“I quickly asked where he was only to find her pet budgerigar had expired. I had to bury him in the garden and then go out and buy a new bird. You had to be a jack-of-all-trades in those days.”
Alison liked the autonomy of being a district nurse and the relationships she built with patients over many years.
“One of my mentors advised me to treat patients as family and remember it was a privilege to be a nurse and be invited into people’s homes. It was a good advice and I’ve always tried to live up to that.
It was while working in the predominantly Asian community of Southall that she began to develop at interest in diabetes as she noticed how many people lived with the condition.
The area was previously part of a landmark study on diabetes which involved knocking on every household in the neighbourhood to gauge just how many people were affected by the condition.
Alison eventually returned to Ealing Hospital as a diabetes nurse specialist in 2003.
The service has come a long way in the past four decades from the ‘miniature chemistry sets’ used to check sugar levels in urine samples to modern day glucose test strips, sensor technology and insulin pumps.
Her duties keep her in the hospital nowadays where she focuses on more complex cases although her favourite group of patients to work with are young adults.
Alison added: “It’s tough to live with the condition at that age, especially Type1 diabetes which is life-long and requires self-administered injections of insulin.
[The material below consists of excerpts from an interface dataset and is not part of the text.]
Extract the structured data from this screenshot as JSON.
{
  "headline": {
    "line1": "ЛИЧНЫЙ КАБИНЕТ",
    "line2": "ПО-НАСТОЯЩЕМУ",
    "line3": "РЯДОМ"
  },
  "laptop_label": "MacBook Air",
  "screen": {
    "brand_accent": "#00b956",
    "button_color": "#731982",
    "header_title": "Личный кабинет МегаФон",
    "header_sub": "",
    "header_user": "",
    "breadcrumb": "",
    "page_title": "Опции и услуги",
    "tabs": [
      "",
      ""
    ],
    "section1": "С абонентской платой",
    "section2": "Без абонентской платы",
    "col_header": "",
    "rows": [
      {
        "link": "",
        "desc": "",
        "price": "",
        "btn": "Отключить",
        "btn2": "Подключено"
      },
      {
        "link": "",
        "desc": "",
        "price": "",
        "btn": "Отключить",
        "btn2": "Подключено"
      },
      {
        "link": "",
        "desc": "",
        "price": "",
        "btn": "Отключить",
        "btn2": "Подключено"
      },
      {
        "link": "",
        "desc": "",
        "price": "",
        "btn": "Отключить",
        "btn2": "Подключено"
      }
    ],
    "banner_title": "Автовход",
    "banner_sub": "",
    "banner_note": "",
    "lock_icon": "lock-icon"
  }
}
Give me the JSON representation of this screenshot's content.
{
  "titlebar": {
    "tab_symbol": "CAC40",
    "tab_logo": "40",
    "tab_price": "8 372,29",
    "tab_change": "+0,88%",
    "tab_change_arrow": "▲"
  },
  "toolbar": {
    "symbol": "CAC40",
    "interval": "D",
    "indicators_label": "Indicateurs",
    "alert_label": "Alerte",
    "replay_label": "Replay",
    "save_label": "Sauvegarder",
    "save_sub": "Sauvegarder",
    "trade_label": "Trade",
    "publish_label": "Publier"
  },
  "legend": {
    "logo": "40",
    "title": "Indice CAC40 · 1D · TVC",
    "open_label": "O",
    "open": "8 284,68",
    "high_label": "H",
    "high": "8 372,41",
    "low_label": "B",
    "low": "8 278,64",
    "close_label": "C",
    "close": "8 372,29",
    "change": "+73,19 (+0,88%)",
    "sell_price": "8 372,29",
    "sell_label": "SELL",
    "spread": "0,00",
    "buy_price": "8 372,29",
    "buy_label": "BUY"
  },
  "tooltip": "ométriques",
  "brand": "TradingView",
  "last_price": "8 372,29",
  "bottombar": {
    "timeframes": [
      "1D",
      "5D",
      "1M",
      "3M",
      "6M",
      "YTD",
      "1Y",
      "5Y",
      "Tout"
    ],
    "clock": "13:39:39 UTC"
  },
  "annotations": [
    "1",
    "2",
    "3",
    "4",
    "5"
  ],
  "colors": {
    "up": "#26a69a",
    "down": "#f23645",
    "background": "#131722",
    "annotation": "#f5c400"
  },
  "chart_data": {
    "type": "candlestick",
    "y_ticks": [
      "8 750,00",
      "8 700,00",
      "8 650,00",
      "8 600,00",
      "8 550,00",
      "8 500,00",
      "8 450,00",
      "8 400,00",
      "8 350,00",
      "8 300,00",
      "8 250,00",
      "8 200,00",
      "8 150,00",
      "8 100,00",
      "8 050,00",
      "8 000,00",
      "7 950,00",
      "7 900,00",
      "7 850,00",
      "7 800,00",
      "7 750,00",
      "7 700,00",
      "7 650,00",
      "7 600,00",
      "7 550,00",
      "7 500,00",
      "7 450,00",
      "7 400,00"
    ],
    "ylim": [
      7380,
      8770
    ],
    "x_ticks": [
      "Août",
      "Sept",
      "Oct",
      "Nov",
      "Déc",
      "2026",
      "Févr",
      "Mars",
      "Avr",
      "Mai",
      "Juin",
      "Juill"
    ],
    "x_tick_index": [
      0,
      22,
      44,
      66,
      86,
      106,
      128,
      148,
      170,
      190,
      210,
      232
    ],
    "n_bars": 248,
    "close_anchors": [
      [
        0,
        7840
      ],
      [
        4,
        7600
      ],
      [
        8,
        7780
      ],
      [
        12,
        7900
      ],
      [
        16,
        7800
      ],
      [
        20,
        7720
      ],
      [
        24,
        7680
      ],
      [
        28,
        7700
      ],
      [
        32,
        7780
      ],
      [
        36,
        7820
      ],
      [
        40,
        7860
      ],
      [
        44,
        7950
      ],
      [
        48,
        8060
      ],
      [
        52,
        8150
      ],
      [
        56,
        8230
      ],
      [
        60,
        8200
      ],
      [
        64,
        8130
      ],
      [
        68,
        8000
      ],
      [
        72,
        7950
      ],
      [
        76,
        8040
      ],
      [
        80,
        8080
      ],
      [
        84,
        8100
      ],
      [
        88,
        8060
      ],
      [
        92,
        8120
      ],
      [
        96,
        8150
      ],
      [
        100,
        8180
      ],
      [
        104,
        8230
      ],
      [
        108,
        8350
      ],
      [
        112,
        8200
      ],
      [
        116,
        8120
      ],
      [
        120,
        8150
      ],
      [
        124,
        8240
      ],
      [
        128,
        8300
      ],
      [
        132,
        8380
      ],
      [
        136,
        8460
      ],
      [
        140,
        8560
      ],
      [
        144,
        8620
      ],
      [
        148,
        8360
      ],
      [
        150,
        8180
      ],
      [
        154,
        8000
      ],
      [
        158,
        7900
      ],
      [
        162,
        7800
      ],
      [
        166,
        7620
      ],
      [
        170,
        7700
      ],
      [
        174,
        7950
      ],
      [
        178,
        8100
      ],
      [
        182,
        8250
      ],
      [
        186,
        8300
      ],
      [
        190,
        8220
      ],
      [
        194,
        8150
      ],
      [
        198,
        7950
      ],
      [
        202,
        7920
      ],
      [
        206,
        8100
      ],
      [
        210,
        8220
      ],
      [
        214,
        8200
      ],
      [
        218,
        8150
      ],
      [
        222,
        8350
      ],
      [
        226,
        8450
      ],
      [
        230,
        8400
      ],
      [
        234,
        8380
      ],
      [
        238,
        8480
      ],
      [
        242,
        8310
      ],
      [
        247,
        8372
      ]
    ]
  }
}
“We’ve got a great team who work with them including a psychologist and it’s rewarding to see young people come to terms with it and not let diabetes get in the way of their lives.”
Alison says she is still surprised that it’s time to retire next month but has bought a camper van with her husband and intends to explore the UK.
“We’re really looking forward to going on the road although I still live in Eastcote after all these years!”